Medicare insurers are starting to offer big Apple Watch discounts
In a major step in Apple’s push to market its Apple Watch as a health and fitness device, a private Medicare insurer is now subsidizing the cost of the Watch for its members, as first reported by CNBC.
Devoted Health members can put $150 of “Wellness Bucks” toward the cost of an Apple Watch. That would shave off just over a third of the price of the $399 Apple Watch Series 5. Wellness Bucks aren’t specifically allocated for wearables; they can also go toward fitness classes and weight loss programs.
Some of the Apple Watch’s features seem aimed at older Americans, including heart rate monitoring and fall detection

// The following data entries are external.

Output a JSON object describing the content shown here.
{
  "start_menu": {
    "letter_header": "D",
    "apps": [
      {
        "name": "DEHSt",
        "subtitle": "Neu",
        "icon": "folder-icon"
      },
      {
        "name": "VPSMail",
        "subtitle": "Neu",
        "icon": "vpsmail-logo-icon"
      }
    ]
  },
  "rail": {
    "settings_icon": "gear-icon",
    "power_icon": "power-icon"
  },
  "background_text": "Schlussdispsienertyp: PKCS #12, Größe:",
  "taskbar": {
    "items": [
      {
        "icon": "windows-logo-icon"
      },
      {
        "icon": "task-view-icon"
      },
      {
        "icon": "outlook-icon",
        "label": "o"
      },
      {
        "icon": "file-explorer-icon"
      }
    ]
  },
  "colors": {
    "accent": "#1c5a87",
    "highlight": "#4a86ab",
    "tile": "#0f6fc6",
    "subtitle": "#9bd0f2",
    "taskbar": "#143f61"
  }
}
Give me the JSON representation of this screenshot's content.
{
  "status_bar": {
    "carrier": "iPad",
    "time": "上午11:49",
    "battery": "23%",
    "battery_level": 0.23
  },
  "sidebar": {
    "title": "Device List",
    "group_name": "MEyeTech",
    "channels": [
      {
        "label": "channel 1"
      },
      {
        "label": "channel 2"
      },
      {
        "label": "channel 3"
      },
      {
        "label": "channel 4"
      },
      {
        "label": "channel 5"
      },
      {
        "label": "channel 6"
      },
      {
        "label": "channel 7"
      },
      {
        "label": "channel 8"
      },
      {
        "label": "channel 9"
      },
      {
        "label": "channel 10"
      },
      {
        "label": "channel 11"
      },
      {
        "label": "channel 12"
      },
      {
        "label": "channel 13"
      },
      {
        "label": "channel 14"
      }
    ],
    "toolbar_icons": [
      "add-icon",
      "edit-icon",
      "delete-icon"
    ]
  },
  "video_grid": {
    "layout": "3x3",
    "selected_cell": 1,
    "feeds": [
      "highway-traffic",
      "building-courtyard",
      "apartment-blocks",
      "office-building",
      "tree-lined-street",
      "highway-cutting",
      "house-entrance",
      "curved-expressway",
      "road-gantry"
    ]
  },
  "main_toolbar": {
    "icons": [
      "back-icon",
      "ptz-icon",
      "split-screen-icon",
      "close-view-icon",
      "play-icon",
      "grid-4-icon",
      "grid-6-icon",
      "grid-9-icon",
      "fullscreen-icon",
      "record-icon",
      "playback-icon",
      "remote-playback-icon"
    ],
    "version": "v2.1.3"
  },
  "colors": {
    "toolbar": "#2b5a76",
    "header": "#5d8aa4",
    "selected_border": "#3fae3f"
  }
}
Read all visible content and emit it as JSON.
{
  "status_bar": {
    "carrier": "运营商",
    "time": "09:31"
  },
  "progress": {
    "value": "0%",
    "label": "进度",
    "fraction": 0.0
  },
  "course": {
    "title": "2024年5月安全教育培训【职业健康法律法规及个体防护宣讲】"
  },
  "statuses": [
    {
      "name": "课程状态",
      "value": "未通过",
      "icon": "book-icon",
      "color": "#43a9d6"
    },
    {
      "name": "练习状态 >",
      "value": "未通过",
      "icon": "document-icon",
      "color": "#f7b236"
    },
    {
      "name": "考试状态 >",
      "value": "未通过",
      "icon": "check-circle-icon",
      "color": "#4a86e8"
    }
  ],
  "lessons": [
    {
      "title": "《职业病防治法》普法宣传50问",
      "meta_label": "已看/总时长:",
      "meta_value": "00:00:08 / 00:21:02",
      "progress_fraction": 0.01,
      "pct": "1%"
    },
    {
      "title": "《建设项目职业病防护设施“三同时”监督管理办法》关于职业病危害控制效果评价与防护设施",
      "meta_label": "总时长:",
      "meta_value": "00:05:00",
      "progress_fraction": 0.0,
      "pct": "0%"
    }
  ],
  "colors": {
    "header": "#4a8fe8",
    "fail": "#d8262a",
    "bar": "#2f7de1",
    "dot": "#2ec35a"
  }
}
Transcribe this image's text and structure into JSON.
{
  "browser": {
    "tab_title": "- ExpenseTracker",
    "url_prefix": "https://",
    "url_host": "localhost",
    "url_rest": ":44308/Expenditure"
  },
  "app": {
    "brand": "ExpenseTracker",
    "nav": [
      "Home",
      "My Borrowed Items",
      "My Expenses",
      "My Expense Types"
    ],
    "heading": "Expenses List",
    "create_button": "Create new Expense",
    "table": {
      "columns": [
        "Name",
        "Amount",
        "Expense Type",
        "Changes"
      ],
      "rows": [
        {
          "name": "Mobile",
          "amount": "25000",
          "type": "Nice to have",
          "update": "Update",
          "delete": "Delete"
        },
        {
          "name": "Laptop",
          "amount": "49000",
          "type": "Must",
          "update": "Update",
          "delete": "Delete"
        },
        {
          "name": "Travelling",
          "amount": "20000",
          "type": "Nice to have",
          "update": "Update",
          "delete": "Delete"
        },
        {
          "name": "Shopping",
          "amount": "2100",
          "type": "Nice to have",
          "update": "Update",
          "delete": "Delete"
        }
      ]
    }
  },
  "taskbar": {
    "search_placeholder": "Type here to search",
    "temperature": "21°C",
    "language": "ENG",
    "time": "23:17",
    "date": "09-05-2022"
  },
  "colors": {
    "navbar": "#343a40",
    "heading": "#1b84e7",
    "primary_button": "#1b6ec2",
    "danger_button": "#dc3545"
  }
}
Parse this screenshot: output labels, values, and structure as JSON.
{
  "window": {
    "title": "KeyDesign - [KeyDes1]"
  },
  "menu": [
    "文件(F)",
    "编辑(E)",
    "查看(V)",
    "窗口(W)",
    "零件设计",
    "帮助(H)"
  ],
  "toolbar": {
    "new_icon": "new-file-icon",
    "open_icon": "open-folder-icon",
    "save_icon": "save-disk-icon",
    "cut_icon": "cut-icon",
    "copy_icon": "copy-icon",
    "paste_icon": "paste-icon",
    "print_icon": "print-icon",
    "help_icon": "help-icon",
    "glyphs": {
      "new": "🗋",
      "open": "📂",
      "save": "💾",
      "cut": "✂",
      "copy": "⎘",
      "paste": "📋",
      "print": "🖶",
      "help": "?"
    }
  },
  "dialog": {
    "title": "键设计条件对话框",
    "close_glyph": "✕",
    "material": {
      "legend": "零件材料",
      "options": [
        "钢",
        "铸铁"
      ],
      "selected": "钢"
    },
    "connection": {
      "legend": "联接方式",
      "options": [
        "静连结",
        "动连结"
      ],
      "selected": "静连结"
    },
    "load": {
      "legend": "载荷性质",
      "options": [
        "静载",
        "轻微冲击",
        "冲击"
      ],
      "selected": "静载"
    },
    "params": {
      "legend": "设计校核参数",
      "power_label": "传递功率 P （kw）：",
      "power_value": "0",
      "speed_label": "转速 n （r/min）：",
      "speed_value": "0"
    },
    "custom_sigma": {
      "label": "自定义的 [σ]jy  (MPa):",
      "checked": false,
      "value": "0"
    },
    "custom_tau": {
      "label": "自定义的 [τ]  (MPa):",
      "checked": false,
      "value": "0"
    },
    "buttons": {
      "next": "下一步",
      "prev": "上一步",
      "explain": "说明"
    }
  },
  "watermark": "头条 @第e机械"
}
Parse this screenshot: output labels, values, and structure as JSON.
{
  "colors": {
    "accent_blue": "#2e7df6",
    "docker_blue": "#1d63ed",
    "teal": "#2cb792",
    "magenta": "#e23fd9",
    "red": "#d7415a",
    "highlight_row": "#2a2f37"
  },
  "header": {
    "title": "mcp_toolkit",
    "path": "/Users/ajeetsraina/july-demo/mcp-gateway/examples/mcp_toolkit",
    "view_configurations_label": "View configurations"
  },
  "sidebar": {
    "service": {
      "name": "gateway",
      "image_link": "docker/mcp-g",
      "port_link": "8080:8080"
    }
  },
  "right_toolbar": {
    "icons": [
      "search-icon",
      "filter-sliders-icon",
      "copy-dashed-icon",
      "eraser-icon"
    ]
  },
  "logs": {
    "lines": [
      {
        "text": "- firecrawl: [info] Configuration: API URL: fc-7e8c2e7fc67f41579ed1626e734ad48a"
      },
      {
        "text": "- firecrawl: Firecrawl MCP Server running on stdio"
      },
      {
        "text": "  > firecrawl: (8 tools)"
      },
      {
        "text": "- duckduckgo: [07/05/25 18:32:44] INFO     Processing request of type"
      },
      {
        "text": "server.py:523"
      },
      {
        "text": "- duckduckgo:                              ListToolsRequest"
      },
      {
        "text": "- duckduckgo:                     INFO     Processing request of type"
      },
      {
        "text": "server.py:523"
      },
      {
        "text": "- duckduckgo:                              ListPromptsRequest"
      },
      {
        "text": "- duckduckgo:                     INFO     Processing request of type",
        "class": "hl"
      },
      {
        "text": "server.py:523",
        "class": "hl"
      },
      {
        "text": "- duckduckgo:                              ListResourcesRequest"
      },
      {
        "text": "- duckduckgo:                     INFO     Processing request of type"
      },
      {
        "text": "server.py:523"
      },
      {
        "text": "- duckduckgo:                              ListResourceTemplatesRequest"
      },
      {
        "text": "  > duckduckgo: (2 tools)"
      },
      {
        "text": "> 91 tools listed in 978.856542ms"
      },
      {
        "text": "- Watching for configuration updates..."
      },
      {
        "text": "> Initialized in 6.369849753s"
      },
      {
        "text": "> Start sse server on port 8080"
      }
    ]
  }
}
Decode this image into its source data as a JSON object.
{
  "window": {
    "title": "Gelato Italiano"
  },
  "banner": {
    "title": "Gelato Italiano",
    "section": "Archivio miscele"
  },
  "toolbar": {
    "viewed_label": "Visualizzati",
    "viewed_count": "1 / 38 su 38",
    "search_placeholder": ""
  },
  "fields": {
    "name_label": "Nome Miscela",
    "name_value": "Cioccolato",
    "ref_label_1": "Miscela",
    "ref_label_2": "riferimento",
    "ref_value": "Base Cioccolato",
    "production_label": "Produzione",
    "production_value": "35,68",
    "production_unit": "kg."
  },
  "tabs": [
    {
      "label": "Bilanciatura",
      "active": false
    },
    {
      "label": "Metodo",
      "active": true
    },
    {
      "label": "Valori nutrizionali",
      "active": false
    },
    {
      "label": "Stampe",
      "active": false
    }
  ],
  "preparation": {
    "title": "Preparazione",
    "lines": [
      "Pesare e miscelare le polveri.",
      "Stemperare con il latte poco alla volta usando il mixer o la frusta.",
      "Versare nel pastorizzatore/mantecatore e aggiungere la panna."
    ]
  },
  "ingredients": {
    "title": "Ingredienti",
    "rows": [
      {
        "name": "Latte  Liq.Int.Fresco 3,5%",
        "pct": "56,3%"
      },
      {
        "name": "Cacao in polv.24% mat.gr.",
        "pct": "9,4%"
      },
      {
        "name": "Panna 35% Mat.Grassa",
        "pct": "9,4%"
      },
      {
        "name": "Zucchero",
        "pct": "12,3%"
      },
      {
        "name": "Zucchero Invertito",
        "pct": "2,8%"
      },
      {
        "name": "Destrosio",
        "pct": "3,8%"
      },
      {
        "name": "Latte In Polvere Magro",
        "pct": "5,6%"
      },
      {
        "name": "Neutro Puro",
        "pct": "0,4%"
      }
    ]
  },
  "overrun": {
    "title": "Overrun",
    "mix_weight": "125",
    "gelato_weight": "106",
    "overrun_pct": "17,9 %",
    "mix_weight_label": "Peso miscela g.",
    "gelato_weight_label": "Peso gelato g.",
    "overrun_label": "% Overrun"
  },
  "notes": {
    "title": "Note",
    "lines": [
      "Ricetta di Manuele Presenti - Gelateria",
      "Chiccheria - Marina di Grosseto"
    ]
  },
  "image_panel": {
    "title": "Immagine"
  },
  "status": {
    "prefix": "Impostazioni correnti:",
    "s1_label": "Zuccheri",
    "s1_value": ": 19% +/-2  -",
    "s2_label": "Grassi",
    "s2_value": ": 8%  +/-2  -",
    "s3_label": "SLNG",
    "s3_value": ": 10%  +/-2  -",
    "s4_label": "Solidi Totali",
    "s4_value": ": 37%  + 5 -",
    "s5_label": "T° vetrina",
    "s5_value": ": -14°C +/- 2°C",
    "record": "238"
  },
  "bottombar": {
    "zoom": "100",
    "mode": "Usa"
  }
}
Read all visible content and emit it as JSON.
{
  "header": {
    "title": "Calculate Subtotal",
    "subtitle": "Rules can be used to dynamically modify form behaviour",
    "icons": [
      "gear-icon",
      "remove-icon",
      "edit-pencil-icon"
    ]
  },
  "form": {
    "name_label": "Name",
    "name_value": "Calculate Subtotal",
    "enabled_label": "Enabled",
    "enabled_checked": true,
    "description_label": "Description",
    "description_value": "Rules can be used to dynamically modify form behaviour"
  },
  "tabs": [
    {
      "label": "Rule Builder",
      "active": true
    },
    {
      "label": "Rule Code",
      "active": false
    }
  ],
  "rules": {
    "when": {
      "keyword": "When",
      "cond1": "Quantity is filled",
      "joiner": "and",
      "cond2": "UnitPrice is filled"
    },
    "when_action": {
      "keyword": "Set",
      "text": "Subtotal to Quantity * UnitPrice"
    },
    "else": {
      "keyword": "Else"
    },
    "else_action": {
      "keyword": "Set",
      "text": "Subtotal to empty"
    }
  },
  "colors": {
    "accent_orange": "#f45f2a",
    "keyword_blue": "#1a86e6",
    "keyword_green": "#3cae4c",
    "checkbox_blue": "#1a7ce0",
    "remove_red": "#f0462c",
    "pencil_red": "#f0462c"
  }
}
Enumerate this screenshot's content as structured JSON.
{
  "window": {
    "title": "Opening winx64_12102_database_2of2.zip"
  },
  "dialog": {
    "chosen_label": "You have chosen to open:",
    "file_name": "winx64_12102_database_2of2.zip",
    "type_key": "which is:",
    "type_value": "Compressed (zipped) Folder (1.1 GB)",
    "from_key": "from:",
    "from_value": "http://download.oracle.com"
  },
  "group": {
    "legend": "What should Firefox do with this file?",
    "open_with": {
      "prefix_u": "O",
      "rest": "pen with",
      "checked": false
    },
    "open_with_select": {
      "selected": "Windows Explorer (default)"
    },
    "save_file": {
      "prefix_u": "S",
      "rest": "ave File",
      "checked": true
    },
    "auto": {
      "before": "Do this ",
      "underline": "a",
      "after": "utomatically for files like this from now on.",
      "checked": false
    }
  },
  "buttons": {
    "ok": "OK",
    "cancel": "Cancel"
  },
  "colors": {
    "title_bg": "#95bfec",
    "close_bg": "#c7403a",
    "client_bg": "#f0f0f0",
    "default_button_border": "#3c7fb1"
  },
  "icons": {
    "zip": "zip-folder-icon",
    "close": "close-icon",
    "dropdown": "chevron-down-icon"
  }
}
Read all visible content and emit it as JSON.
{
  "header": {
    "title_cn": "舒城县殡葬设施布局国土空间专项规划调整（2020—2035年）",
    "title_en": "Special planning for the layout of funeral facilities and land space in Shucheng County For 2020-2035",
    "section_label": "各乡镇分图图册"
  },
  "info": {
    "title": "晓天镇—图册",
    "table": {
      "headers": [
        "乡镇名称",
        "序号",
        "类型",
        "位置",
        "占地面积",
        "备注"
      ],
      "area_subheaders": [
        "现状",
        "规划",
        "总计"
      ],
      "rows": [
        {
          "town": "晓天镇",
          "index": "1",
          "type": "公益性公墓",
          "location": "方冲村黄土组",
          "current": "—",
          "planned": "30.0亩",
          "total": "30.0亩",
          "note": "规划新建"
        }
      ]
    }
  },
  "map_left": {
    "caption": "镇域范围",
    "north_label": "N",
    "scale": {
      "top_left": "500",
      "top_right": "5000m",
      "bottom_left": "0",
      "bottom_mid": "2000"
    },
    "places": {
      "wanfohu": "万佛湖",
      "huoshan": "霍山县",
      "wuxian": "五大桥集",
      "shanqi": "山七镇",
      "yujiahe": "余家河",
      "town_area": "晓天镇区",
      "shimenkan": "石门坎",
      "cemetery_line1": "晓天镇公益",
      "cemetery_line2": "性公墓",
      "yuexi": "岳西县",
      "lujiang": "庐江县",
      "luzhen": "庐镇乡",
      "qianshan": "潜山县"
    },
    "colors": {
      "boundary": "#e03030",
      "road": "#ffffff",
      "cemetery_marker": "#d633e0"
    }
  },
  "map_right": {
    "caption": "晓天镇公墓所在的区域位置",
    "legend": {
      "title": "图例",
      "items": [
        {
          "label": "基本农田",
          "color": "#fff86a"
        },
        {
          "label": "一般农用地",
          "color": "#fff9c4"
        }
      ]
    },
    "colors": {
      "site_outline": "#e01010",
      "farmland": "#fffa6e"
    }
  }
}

Devoted Health isn’t the first insurer to make it easier for people to get an Apple Watch — Apple has partnered with insurance companies like Aetna and UnitedHealthcare, for instance — but Devoted Health is a Medicare Advantage insurer, which is a private company that covers Medicare benefits for older Americans.
Though Devoted Health is a relatively small insurer — CNBC says the company has about 4,000 members and is only available in Florida — the movement is still significant: 20 million Americans received care through Medicare Advantage in 2018, according to figures from Kaiser Family Foundation. That suggests momentum in Apple’s apparent plans to target Medicare insurers, as CNBC says that “several” of the Medicare Advantage plans they contacted were “also considering an Apple Watch fitness benefit.”
Some of the Apple Watch’s features appear to court this market: heart rate monitoring and fall detection are among the perks of newer Apple Watch models. Working with insurers in this way could swell Apple Watch sales as older Americans use them to monitor their habits. Fitbit is also competing in this space, and some insurers offer Fitbits instead of Apple Watches to achieve essentially the same thing. Some insurers, such as Blue Shield of California, have offered people enrolled in their programs incentives for hitting their wearable goals.
source : http://www.theverge.com